- _WHAT IS EXPECTED_: The required answer is every line of the data containing the word "meta".

- _DATA TO USE_:
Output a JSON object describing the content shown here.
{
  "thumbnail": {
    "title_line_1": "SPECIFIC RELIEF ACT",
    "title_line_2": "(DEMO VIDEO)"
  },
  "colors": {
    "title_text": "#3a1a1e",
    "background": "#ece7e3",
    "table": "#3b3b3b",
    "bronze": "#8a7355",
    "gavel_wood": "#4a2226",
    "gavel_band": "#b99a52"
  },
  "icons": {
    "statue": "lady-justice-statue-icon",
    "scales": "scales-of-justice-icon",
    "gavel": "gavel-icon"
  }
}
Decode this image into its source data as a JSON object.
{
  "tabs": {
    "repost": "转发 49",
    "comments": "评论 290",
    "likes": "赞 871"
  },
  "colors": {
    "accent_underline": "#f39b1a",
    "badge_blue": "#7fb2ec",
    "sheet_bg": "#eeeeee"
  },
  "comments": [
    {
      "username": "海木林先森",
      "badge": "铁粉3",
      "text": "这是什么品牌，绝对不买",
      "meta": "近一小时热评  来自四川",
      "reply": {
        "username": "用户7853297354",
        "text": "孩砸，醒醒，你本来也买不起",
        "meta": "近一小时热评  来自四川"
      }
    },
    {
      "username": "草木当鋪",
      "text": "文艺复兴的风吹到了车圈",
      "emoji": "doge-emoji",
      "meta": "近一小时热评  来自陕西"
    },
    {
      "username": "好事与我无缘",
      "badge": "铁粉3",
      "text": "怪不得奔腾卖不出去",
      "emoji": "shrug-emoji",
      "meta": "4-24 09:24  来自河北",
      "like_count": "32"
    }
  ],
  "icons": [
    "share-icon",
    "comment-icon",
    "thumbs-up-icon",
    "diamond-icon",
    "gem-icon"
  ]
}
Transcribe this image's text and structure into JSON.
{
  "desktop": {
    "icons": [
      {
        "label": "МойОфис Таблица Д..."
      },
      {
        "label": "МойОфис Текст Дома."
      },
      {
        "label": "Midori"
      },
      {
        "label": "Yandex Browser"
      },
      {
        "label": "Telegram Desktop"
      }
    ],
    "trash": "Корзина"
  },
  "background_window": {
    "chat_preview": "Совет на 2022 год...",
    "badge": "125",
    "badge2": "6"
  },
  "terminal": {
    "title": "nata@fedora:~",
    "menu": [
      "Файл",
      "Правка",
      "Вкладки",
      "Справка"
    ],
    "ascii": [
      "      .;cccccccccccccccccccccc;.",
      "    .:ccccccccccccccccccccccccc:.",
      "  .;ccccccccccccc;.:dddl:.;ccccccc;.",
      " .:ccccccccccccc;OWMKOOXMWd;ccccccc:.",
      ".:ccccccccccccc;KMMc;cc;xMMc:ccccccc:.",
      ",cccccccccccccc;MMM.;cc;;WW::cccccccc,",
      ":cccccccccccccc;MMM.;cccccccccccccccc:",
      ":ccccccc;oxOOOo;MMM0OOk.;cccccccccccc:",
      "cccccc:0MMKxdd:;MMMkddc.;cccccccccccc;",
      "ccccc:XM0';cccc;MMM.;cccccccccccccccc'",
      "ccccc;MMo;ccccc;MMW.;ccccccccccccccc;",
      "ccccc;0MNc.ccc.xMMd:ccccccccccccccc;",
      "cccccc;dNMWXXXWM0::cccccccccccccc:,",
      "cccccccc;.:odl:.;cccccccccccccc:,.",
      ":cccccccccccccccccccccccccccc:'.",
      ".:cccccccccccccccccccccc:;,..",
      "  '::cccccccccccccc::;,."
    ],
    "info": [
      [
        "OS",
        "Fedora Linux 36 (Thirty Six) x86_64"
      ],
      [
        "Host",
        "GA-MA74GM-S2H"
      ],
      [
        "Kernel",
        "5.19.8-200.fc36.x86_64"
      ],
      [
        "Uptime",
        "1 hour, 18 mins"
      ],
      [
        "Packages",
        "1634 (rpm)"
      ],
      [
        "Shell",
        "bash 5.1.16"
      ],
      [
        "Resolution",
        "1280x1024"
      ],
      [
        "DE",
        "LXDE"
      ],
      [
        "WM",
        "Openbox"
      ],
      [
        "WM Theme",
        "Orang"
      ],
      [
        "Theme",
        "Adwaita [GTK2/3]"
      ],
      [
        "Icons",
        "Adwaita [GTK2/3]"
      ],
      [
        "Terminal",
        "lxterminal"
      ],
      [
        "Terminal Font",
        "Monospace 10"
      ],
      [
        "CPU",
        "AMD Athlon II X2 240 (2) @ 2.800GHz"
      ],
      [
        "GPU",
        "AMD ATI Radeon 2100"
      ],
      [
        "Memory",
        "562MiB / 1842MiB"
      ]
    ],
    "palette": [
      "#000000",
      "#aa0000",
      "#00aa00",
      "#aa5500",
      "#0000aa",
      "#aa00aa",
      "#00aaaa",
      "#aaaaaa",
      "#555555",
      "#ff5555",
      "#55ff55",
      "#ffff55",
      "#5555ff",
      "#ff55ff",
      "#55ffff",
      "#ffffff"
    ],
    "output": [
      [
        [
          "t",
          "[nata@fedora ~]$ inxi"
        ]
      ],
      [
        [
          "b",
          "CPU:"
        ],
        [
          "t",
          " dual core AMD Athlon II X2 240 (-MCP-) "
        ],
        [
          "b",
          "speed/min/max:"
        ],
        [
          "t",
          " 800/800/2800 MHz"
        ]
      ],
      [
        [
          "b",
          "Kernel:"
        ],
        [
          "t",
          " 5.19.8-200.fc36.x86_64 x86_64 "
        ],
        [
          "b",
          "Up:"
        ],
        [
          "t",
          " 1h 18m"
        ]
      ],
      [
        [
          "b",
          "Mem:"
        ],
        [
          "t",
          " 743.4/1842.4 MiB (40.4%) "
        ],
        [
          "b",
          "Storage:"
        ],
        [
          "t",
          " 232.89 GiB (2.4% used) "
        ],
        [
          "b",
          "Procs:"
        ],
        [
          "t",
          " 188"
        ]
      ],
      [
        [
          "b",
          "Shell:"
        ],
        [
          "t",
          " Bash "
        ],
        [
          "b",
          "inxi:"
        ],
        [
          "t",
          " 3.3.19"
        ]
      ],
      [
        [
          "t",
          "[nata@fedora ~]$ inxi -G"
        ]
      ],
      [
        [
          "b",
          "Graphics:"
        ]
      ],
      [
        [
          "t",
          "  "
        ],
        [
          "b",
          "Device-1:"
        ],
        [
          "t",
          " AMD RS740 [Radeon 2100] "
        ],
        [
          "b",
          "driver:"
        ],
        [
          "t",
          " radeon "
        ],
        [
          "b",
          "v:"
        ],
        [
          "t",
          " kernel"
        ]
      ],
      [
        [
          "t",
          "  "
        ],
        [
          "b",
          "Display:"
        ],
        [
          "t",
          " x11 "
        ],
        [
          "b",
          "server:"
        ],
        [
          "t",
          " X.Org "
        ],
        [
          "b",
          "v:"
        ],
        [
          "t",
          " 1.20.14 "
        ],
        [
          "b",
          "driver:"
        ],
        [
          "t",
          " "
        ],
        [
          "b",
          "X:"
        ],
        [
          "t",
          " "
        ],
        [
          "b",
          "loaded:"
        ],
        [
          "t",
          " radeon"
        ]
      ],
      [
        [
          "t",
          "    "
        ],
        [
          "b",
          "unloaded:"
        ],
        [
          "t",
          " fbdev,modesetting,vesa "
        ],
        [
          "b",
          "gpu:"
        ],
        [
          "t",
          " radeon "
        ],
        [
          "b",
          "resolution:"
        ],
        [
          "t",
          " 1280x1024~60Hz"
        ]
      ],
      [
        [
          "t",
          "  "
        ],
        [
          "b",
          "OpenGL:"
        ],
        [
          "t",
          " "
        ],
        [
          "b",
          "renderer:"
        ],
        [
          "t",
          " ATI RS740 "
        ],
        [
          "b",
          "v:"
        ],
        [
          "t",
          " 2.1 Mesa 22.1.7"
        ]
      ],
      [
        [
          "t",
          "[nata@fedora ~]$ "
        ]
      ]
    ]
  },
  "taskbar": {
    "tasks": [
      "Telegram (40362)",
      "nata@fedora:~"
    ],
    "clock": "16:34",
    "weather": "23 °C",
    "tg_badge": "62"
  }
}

- _EXERCISE SOLUTION_:
      "meta": "近一小时热评  来自四川",
        "meta": "近一小时热评  来自四川"
      "meta": "近一小时热评  来自陕西"
      "meta": "4-24 09:24  来自河北",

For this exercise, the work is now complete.